Which is fortunate, because the stage at the royal palace appears to be about the size of a dressing room at the Metropolitan Opera.
In this small space two couples cavort: a "noble" couple and a pair of servants. Librettist
Giuseppe Petrosellini (who saw the libretto first set to music by Mozart's buddy Salieiri)
manages to juggle enough complications to keep the inevitable happy romantic resolutions
postponed until the end of two acts, each about 50 minutes long. As great a wonder as that is,
Ditters von Dittersdorf matches that level of craftsmanship, with consistently delightful and
charming, if hardly original, music.
Pál Németh serves as both director and conductor. In the latter function, he leads a very small
ensemble of musicians on period instruments in a delightful performance. As director, however,
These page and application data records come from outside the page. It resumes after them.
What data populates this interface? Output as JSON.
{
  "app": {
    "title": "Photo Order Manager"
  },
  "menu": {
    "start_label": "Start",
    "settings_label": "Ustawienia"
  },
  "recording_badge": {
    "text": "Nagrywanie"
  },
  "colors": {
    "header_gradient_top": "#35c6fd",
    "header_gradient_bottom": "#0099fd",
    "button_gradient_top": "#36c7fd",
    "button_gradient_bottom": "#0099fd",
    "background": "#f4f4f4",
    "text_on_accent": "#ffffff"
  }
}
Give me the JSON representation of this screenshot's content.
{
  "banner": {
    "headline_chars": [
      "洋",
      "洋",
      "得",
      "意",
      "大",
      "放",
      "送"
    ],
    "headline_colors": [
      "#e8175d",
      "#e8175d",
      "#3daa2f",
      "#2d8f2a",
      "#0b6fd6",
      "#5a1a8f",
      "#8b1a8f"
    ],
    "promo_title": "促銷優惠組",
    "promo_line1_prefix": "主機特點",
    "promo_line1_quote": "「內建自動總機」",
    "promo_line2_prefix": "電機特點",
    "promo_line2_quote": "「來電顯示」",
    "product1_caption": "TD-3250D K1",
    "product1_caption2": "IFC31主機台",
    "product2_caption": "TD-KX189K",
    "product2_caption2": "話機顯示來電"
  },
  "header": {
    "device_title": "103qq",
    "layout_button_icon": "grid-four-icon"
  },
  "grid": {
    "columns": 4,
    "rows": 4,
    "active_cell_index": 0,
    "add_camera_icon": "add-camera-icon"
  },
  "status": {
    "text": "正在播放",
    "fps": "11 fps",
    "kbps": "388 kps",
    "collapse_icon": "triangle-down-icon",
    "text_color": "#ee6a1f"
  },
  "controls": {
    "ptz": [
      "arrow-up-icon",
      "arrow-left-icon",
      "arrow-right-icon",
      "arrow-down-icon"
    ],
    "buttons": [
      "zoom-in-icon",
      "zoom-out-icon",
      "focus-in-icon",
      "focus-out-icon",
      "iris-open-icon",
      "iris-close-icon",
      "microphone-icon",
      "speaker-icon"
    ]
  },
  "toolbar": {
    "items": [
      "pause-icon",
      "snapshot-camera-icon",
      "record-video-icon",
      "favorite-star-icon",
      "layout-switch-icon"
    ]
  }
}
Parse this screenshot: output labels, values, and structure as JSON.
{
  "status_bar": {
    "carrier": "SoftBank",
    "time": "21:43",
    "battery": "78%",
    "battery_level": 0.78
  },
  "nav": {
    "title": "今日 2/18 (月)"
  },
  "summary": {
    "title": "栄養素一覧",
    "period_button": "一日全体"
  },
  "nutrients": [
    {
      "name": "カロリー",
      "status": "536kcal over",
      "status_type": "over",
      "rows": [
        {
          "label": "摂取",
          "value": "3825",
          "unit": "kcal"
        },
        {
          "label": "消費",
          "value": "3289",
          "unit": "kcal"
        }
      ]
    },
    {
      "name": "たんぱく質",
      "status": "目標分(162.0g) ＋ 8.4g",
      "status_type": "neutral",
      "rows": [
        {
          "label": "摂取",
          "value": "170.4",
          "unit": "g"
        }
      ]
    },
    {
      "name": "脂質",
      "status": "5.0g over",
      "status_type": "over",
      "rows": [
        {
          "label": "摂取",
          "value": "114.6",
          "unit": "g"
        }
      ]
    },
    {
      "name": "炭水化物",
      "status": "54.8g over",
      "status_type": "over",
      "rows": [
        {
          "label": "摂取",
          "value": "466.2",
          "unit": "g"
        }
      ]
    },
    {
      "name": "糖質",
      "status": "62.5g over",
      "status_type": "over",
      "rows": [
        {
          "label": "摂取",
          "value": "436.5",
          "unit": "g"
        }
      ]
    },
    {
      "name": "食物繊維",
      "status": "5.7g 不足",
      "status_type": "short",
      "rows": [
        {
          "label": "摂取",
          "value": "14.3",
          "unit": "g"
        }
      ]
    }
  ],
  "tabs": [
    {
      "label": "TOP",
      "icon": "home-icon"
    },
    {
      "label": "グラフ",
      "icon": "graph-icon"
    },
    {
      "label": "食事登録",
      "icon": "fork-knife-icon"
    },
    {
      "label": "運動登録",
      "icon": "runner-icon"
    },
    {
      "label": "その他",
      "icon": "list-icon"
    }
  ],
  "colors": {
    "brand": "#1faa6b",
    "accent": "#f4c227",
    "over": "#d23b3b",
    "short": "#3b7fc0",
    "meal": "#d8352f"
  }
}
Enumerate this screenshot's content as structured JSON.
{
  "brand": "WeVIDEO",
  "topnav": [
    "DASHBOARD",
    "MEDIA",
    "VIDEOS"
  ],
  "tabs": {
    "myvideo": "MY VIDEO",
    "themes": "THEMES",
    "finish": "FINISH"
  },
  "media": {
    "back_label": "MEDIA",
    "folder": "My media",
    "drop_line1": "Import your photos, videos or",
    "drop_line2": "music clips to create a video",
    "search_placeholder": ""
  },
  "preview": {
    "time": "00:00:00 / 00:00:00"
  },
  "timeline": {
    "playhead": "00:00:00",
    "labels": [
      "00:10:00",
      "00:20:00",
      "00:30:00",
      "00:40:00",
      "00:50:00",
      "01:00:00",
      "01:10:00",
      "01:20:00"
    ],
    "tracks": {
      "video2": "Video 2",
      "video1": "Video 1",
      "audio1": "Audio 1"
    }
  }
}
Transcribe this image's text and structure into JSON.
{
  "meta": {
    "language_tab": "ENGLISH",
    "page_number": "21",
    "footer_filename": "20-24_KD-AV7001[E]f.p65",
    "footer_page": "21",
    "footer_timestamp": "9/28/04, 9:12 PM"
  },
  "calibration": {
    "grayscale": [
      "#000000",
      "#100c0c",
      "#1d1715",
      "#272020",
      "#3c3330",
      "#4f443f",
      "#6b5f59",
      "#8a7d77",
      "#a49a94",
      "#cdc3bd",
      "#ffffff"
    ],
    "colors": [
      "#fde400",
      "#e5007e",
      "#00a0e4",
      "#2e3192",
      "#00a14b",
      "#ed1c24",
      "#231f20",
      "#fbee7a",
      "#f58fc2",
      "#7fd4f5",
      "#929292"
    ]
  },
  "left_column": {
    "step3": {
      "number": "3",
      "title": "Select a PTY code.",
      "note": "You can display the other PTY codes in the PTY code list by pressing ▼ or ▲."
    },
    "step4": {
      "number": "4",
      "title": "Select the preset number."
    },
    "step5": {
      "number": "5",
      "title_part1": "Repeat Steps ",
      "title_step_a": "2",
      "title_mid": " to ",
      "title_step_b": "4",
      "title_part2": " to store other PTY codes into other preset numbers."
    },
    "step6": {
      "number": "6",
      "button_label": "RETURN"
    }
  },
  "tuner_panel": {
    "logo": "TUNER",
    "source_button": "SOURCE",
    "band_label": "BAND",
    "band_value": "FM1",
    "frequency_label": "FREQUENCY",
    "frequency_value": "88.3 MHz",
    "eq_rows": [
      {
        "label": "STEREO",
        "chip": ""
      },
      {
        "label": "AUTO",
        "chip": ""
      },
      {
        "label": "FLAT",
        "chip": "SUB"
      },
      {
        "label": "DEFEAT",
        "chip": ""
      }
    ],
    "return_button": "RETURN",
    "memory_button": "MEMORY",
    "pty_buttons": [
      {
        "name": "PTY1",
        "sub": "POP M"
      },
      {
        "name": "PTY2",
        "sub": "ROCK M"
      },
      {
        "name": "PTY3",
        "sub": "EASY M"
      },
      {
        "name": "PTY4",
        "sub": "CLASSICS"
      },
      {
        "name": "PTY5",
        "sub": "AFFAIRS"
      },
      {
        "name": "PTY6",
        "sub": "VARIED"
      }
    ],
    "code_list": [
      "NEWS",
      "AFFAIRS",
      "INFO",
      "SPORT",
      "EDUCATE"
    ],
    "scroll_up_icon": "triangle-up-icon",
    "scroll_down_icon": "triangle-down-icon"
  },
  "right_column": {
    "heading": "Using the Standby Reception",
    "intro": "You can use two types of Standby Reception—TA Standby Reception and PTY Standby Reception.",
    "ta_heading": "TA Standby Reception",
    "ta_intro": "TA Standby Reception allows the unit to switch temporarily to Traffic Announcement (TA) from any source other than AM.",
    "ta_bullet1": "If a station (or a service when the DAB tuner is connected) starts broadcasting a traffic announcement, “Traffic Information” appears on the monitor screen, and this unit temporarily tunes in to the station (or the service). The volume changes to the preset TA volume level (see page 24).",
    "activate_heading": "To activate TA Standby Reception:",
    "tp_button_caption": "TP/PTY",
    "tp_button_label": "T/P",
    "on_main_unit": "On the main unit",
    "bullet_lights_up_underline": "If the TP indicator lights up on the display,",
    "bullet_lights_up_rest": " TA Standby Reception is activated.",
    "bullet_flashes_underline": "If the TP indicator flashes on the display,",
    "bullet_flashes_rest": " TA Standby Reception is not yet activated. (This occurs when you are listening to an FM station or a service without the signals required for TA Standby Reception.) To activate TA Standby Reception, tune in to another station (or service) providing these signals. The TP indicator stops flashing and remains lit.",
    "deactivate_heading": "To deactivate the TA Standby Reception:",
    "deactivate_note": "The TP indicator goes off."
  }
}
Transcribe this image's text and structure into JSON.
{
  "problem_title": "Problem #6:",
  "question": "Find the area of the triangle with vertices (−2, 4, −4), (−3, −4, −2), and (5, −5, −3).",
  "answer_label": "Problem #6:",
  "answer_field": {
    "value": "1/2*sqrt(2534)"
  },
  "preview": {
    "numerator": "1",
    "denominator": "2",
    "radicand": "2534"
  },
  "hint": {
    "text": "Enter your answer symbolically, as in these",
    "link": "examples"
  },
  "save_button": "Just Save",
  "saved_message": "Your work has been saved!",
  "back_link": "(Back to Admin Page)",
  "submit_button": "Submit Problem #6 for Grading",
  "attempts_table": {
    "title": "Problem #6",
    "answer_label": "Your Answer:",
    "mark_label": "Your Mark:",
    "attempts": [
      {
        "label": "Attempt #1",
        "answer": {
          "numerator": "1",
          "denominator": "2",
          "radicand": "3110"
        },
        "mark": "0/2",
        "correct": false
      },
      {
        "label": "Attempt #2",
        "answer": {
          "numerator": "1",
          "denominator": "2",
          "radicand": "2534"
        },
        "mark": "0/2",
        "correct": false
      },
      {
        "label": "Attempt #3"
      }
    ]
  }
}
he has given every performer some bit of business to do at almost every moment, so that no one
ever seems to simply listen to another character. In such a constricted space, one camera can
easily pick up on all this hyper-activity, and it becomes wearing after a while.
The baron of the title is sung by tenor Tamás Kóbor, possessor of a light but pleasant tenor. His
character spends an inordinate amount of time hectoring his manservant Giocondo. Gábor Bretz
takes this role, his somewhat rough baritone appropriate for a pre-Figaro manservant. Beatrix
Fodor performs as the baron's female counterpart, Beatrice. She sounds a bit overripe at her
entrance, but as the evening progresses she settles down into a pleasing singer. The best of the
cast takes the role of Giocondo's ladyfriend, Lenina. Edit Karoly has an attractive mezzo and a
naturally charming stage persona.
The booklet essay by Katalin Tamás should be a model of its kind: extremely informative about
every aspect of the opera, and stylishly written as well.
Yes, ultimately Il barone di rocca antica is a curiosity, but it makes for a most entertaining one
on this DVD. If one feels like playing the lord or lady of the manor for a couple hours, pop this in
the royal DVD player.